Your Biggest Fan

One of the most surprising things I’ve learnt from writing on the Internet is that your biggest fan is likely to be someone you don’t know. 

A fan is someone who’s excited by your work; a true fan is someone who will buy anything you produce. This is quite different from a supporter, who stays around for you. Both of them may provide the resources and encouragement you need to keep going, but the distinction between the two is crucial. In fact, it’s why a complete stranger can be your biggest fan. 

Think about when something you’ve said has resonated strongly with someone else or when something someone has said has resonated with you. My guess is that in these instances, you wouldn’t have been very familiar with that person. Because resonance depends heavily on insight, and insight requires a degree of novelty, you’re unlikely to hear this from someone close to you. After all, being close to someone means that you’d have been exposed to their ideas or share a particular set of beliefs alongside them. 

For example, imagine a software engineer explaining that computers can only process information in bits. His colleagues at Facebook or Google are not going to find this interesting because it’s something they’ve learned in CS101, but someone who is new to the world of computers is going to be fascinated by this (as my friend was last week). What’s obvious to you can be amazing to others, especially if these others are people whom you have absolutely no familiarity with. 

This means that you shouldn’t let the opinion of your peers or friends stop you from doing something. When I first started writing a blog (this current one!) about personal development, I was worried that my friends would find what I wrote trite, or worse, ridiculous. But the comments and emails from the readers proved that there was at least someone who liked what I wrote, even if it wasn’t good writing. They weren’t being encouraging for the sake of it; they were excited and genuinely found value in what I wrote. At the very least, this means that I helped them discover a particular idea that they wouldn’t have until a later time, and that I haven’t just wasted time writing at all. 

Perhaps the most important realisation is that this lesson is not just applicable to writing, but to so many other endeavours as well.
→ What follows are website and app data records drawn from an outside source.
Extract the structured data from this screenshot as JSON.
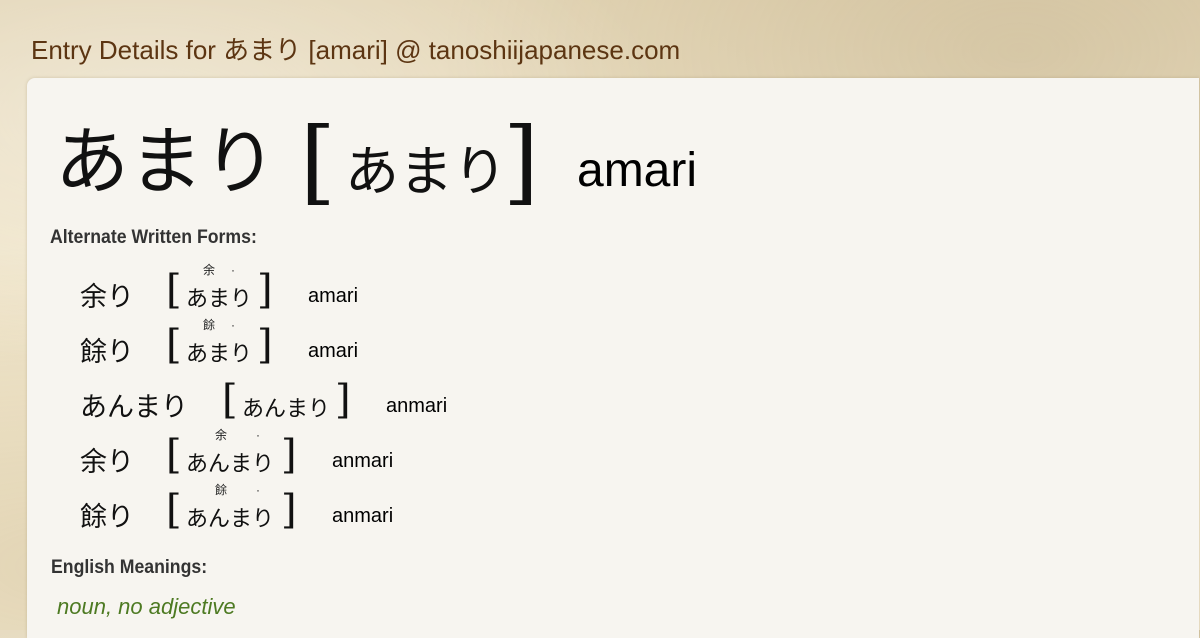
{
  "page": {
    "title": "Entry Details for あまり [amari] @ tanoshiijapanese.com"
  },
  "entry": {
    "word": "あまり",
    "bracket_open": "[",
    "bracket_close": "]",
    "reading": "あまり",
    "romaji": "amari"
  },
  "alternates": {
    "heading": "Alternate Written Forms:",
    "forms": [
      {
        "word": "余り",
        "reading": "あまり",
        "ruby": "余",
        "accent": "·",
        "romaji": "amari"
      },
      {
        "word": "餘り",
        "reading": "あまり",
        "ruby": "餘",
        "accent": "·",
        "romaji": "amari"
      },
      {
        "word": "あんまり",
        "reading": "あんまり",
        "ruby": "",
        "accent": "",
        "romaji": "anmari"
      },
      {
        "word": "余り",
        "reading": "あんまり",
        "ruby": "余",
        "accent": "·",
        "romaji": "anmari"
      },
      {
        "word": "餘り",
        "reading": "あんまり",
        "ruby": "餘",
        "accent": "·",
        "romaji": "anmari"
      }
    ]
  },
  "meanings": {
    "heading": "English Meanings:",
    "part_of_speech": "noun, no adjective"
  }
}
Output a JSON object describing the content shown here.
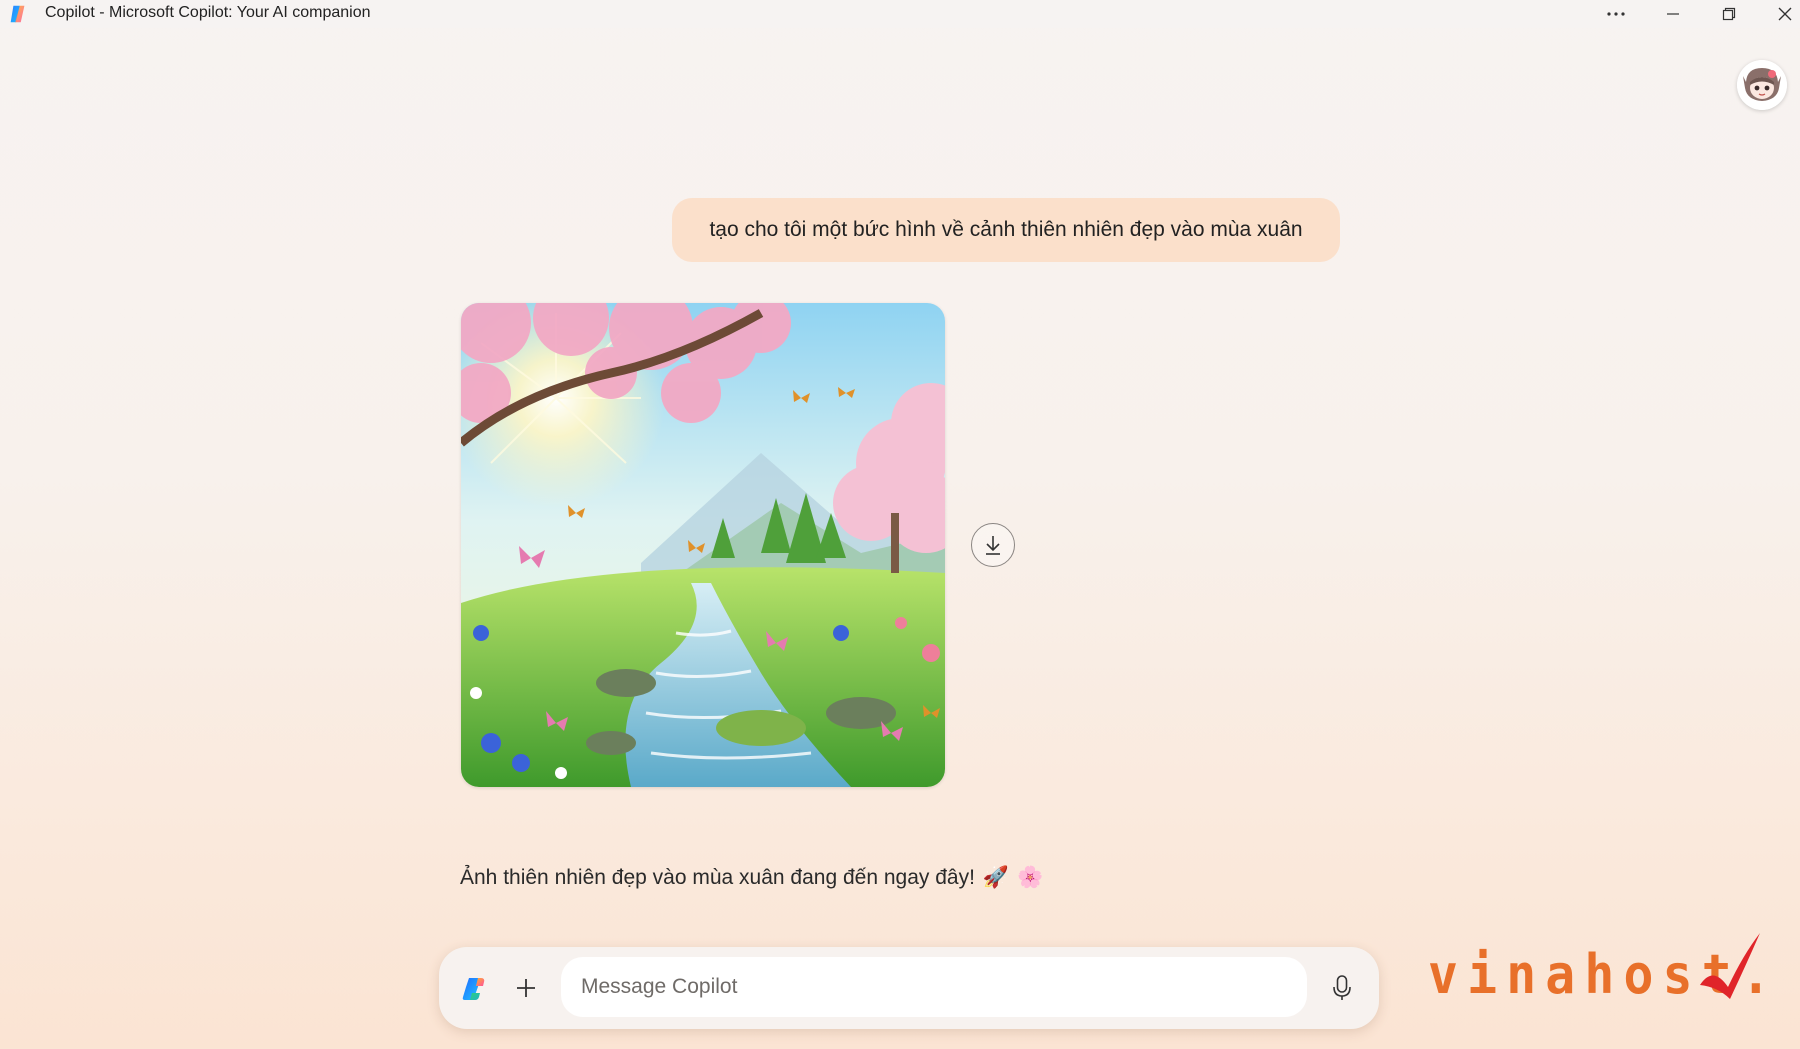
{
  "window": {
    "title": "Copilot - Microsoft Copilot: Your AI companion",
    "controls": {
      "more_icon": "ellipsis-icon",
      "minimize_icon": "minimize-icon",
      "maximize_icon": "restore-icon",
      "close_icon": "close-icon"
    }
  },
  "conversation": {
    "user_message": "tạo cho tôi một bức hình về cảnh thiên nhiên đẹp vào mùa xuân",
    "generated_image": {
      "subject": "spring landscape with cherry blossoms, stream, butterflies and sun",
      "download_icon": "download-icon"
    },
    "assistant_reply": "Ảnh thiên nhiên đẹp vào mùa xuân đang đến ngay đây!",
    "assistant_emojis": [
      "🚀",
      "🌸"
    ]
  },
  "composer": {
    "placeholder": "Message Copilot",
    "value": "",
    "logo_icon": "copilot-logo-icon",
    "add_icon": "plus-icon",
    "mic_icon": "microphone-icon"
  },
  "watermark": {
    "text": "vinahost"
  },
  "colors": {
    "user_bubble": "#fbe0cb",
    "watermark_orange": "#e8702a",
    "watermark_red": "#e0252a"
  }
}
If you’re holding back from doing something because of what your friends think, just remember that in all probability you haven’t met your biggest fan yet. And that fan is all you need to delight.